Notes:  These ships were laid down at Danzig (Gdansk) in 1912 for the Russian Navy, as the MURAVIEV AMURSKI and the ADMIRAL NEVELSKI.  When World War I broke out, they were taken over by the German Navy and renamed PILLAU and ELBING.  They were the first German light cruisers to receive the 5.9" gun as their main weapon; this proved to be of great benefit, and all German light cruisers received this upgrade.  PILLAU served throughout World War I with the Scouting Forces.  She was present at Jutland on 31 May 1916, where she took a single 12" hit from INFLEXIBLE; most of the force of the explosion vented outside the ship, but the chart house was wrecked, and splinter damage was extensive.  All six of her coal-fired boilers were knocked out, but PILLAU was still able to make 24 knots on the oil-fired boilers alone.  Four of her crew were killed and 19 were wounded.  Following repairs, PILLAU returned to her duties with the Scouting Forces.  After World War I, as part of the terms of the Armistice, she was ceded to Italy in 1921 and was renamed BARI.  She saw extensive service with the Italian Navy, and was refitted in 1934-35 for colonial service.  During this refit, some of the coal-fired boilers were removed, and the remainder refitted to burn oil.  Her forward funnel was removed, as well as the torpedo battery.  Due the refit, her maximum speed was reduced to 24.5 knots.  During World War II, 6-20mm AA guns were added.  Early in 1943, BARI was taken to Leghorn for conversion to an anti-aircraft cruiser; but before this was completed, she was sunk by aircraft bombs on 28 June 1943.  Salvage work was commenced, but on the Italian surrender, the remains of BARI were sabotaged to prevent her use by the Germans, who subsequently scrapped the wreck.

 

Pictures
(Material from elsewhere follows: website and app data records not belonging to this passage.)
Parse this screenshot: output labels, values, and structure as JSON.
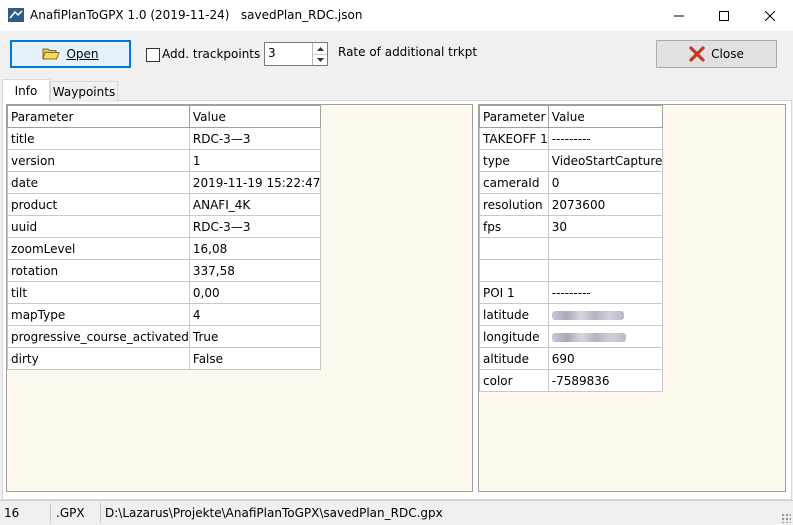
{
  "window": {
    "title": "AnafiPlanToGPX 1.0 (2019-11-24)   savedPlan_RDC.json"
  },
  "toolbar": {
    "open_label": "Open",
    "add_trackpoints_label": "Add. trackpoints",
    "add_trackpoints_checked": false,
    "spin_value": "3",
    "rate_label": "Rate of additional trkpt",
    "close_label": "Close"
  },
  "tabs": [
    {
      "label": "Info",
      "active": true
    },
    {
      "label": "Waypoints",
      "active": false
    }
  ],
  "info_table": {
    "headers": [
      "Parameter",
      "Value"
    ],
    "rows": [
      [
        "title",
        "RDC-3—3"
      ],
      [
        "version",
        "1"
      ],
      [
        "date",
        "2019-11-19 15:22:47"
      ],
      [
        "product",
        "ANAFI_4K"
      ],
      [
        "uuid",
        "RDC-3—3"
      ],
      [
        "zoomLevel",
        "16,08"
      ],
      [
        "rotation",
        "337,58"
      ],
      [
        "tilt",
        "0,00"
      ],
      [
        "mapType",
        "4"
      ],
      [
        "progressive_course_activated",
        "True"
      ],
      [
        "dirty",
        "False"
      ]
    ]
  },
  "wp_table": {
    "headers": [
      "Parameter",
      "Value"
    ],
    "rows": [
      [
        "TAKEOFF 1",
        "---------"
      ],
      [
        "type",
        "VideoStartCapture"
      ],
      [
        "cameraId",
        "0"
      ],
      [
        "resolution",
        "2073600"
      ],
      [
        "fps",
        "30"
      ],
      [
        "",
        ""
      ],
      [
        "",
        ""
      ],
      [
        "POI 1",
        "---------"
      ],
      [
        "latitude",
        ""
      ],
      [
        "longitude",
        ""
      ],
      [
        "altitude",
        "690"
      ],
      [
        "color",
        "-7589836"
      ]
    ],
    "blurred_rows": [
      8,
      9
    ]
  },
  "statusbar": {
    "count": "16",
    "ext": ".GPX",
    "path": "D:\\Lazarus\\Projekte\\AnafiPlanToGPX\\savedPlan_RDC.gpx"
  },
  "colors": {
    "panel_bg": "#fdf9ee",
    "accent": "#0078d7",
    "close_x": "#c0392b"
  }
}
navis__44_pillau_cl_1914_-_01.jpg (18204 bytes) Navis 44
navis__44n_pillau_cl_1914_-_00.jpg (23518 bytes) Navis 44n